"Super-rats" could be in Bristol and Swindon
Fears are being raised that new "super-rats", resistant to normal poisoning techniques, may have arrived in the West Country.
DNA tests on rats' tails collected in Bristol and Swindon confirm the presence of a mutant gene which helps rodents develop the resistance.
A survey of councils in the West showed three quarters had seen a recent rise in the number of rat-related call outs.
Scientists at the University of Huddersfield are studying super-rats.
Professor Robert Smith, from the university, said: "It's the first time we've found this mutation that far west.
"In both Swindon and Bristol there are resistance genes which are likely to build up under selection with use of poisons and there may be a problem that's building up for the future."
As well as the idea of "super-rats," revamped rubbish collections, milder winters, more food in compost heaps and the increased use of bird feeders are all possible reasons why there are more rats than ever in the region.
The story features on Inside Out West on BBC One in the West region at 1930 BST.

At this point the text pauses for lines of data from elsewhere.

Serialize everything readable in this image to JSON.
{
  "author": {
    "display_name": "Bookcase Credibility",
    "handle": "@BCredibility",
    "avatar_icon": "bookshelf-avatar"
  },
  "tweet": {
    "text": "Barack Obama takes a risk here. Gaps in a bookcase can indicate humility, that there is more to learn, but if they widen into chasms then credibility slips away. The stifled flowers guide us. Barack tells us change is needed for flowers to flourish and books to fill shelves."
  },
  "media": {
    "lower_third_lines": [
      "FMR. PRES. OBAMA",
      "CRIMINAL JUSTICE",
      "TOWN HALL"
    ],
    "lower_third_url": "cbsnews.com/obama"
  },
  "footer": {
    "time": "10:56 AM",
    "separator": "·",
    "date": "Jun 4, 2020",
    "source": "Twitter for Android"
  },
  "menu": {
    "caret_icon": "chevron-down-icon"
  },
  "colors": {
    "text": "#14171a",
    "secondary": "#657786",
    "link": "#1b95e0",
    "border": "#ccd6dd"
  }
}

Viewers outside the West can see it on Sky digital satellite channel 986 and on the BBC iPlayer.